YOUR GOAL = Each line of the listing that includes the string "content" needs to be located and copied.

SUPPLIED MATERIAL =
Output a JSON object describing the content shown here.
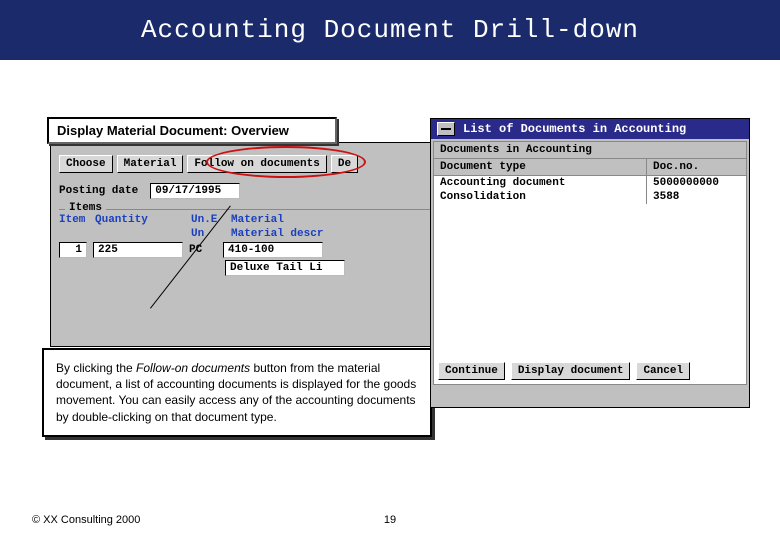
{
  "slide": {
    "title": "Accounting Document Drill-down",
    "footer": "© XX Consulting 2000",
    "page_number": "19"
  },
  "sap_window": {
    "title": "Display Material Document: Overview",
    "toolbar": {
      "choose": "Choose",
      "material": "Material",
      "follow_on": "Follow on documents",
      "details": "De"
    },
    "posting": {
      "label": "Posting date",
      "value": "09/17/1995"
    },
    "items": {
      "group_label": "Items",
      "headers": {
        "item": "Item",
        "quantity": "Quantity",
        "une": "Un.E",
        "material": "Material",
        "un": "Un",
        "material_descr": "Material descr"
      },
      "row": {
        "item": "1",
        "quantity": "225",
        "uom": "PC",
        "material": "410-100",
        "material_descr": "Deluxe Tail Li"
      }
    }
  },
  "list_window": {
    "title": "List of Documents in Accounting",
    "section": "Documents in Accounting",
    "cols": {
      "type": "Document type",
      "docno": "Doc.no."
    },
    "rows": [
      {
        "type": "Accounting document",
        "docno": "5000000000"
      },
      {
        "type": "Consolidation",
        "docno": "3588"
      }
    ],
    "buttons": {
      "continue": "Continue",
      "display": "Display document",
      "cancel": "Cancel"
    }
  },
  "explanation": {
    "pre": "By clicking the ",
    "em": "Follow-on documents",
    "post": " button from the material document, a list of accounting documents is displayed for the goods movement.  You can easily access any of the accounting documents by double-clicking on that document type."
  }
}
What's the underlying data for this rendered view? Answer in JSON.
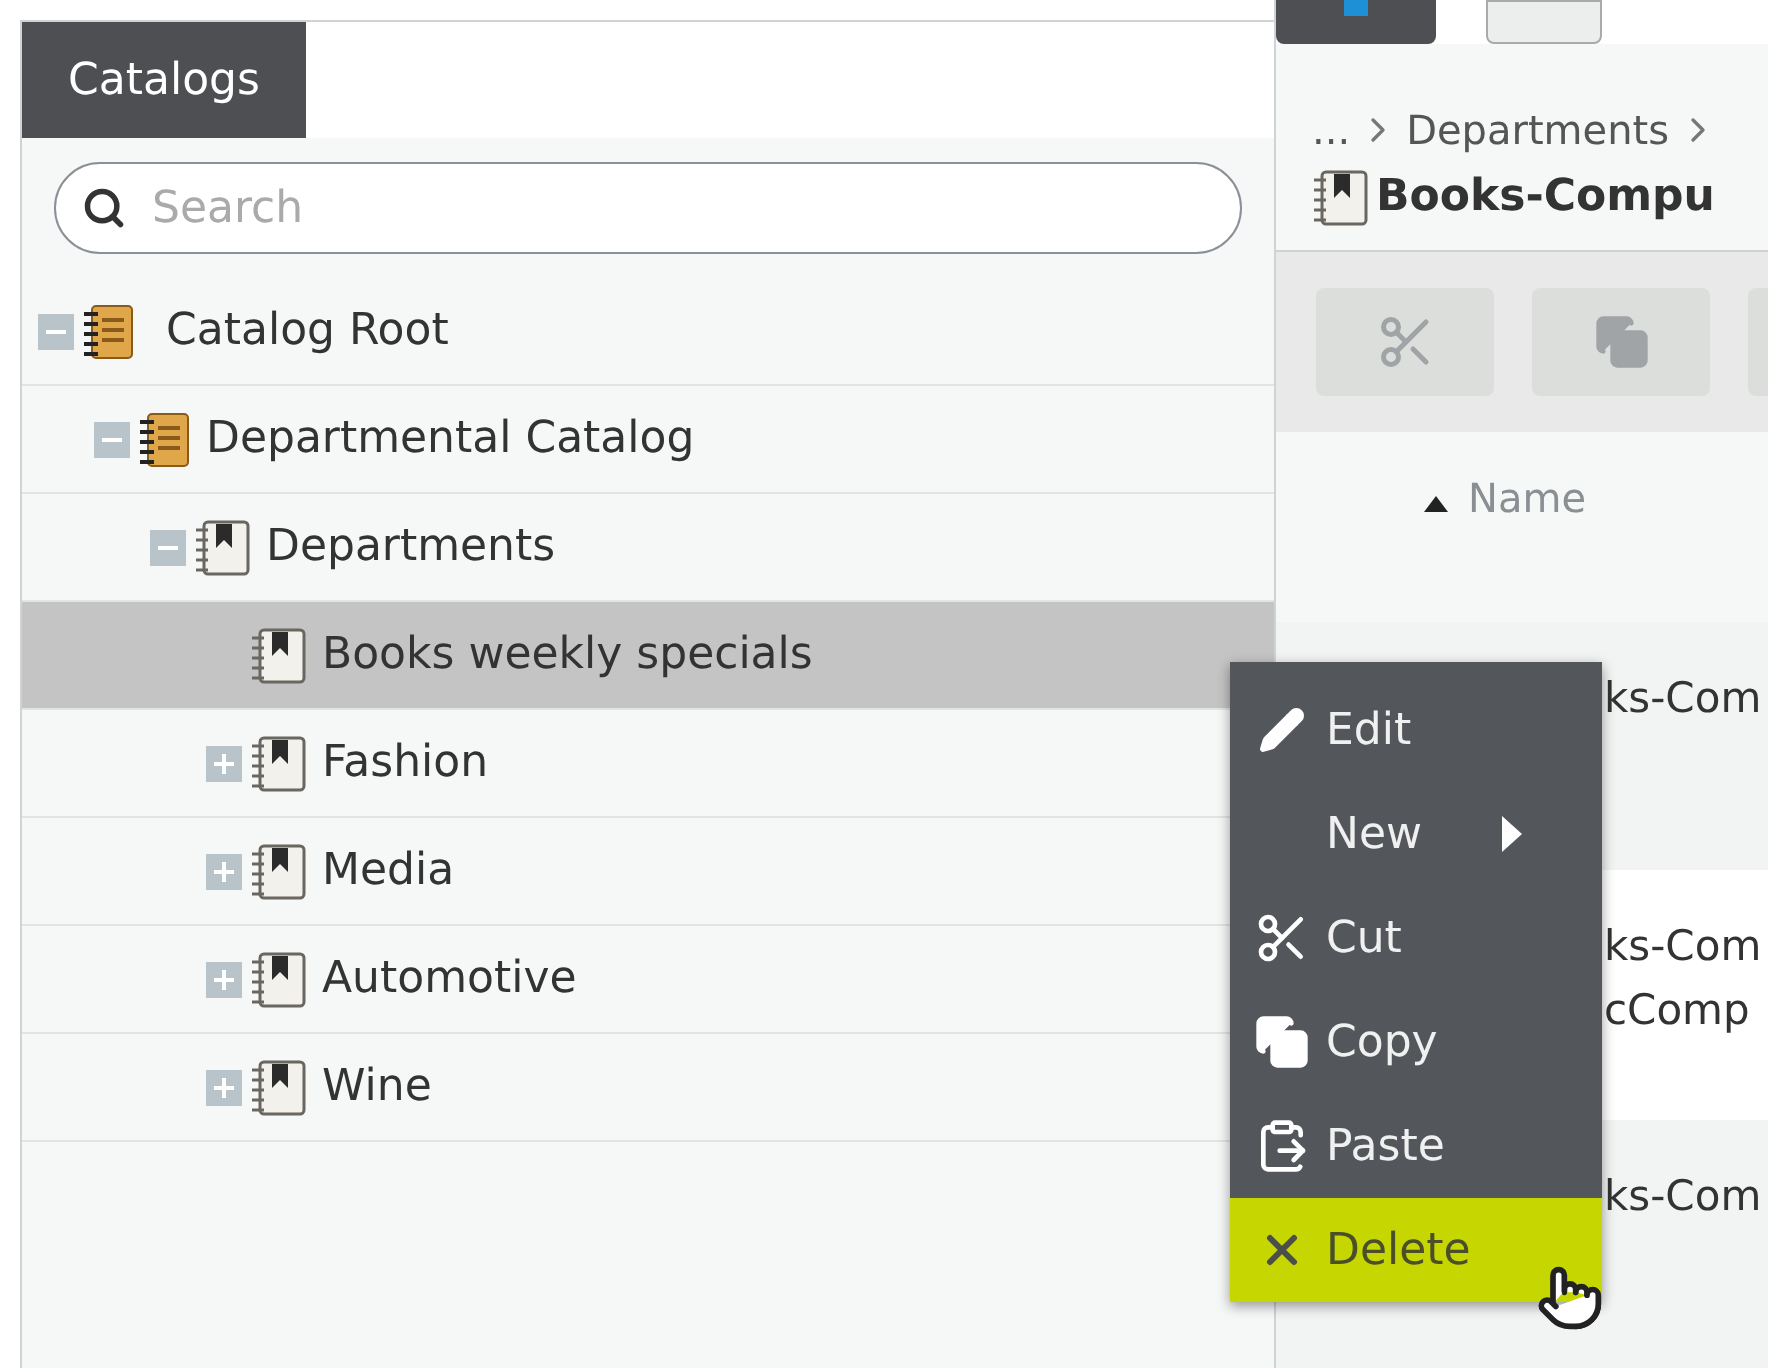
{
  "sidebar": {
    "tab": "Catalogs",
    "search": {
      "placeholder": "Search"
    },
    "tree": [
      {
        "label": "Catalog Root",
        "kind": "catalog",
        "expanded": true,
        "selected": false,
        "children": [
          {
            "label": "Departmental Catalog",
            "kind": "catalog",
            "expanded": true,
            "selected": false,
            "children": [
              {
                "label": "Departments",
                "kind": "category",
                "expanded": true,
                "selected": false,
                "children": [
                  {
                    "label": "Books weekly specials",
                    "kind": "category",
                    "selected": true
                  },
                  {
                    "label": "Fashion",
                    "kind": "category",
                    "expanded": false,
                    "selected": false
                  },
                  {
                    "label": "Media",
                    "kind": "category",
                    "expanded": false,
                    "selected": false
                  },
                  {
                    "label": "Automotive",
                    "kind": "category",
                    "expanded": false,
                    "selected": false
                  },
                  {
                    "label": "Wine",
                    "kind": "category",
                    "expanded": false,
                    "selected": false
                  }
                ]
              }
            ]
          }
        ]
      }
    ]
  },
  "content": {
    "breadcrumb": [
      "...",
      "Departments"
    ],
    "title": "Books-Compu",
    "table": {
      "columns": [
        {
          "label": "Name",
          "sorted": true
        }
      ],
      "rows": [
        {
          "lines": [
            "ks-Com"
          ]
        },
        {
          "lines": [
            "ks-Com",
            "cComp"
          ]
        },
        {
          "lines": [
            "ks-Com"
          ]
        }
      ]
    }
  },
  "context_menu": {
    "items": [
      {
        "label": "Edit",
        "submenu": false,
        "selected": false
      },
      {
        "label": "New",
        "submenu": true,
        "selected": false
      },
      {
        "label": "Cut",
        "submenu": false,
        "selected": false
      },
      {
        "label": "Copy",
        "submenu": false,
        "selected": false
      },
      {
        "label": "Paste",
        "submenu": false,
        "selected": false
      },
      {
        "label": "Delete",
        "submenu": false,
        "selected": true
      }
    ]
  }
}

EXERCISE OUTPUT =
Output a JSON object describing the content shown here.
  "content": {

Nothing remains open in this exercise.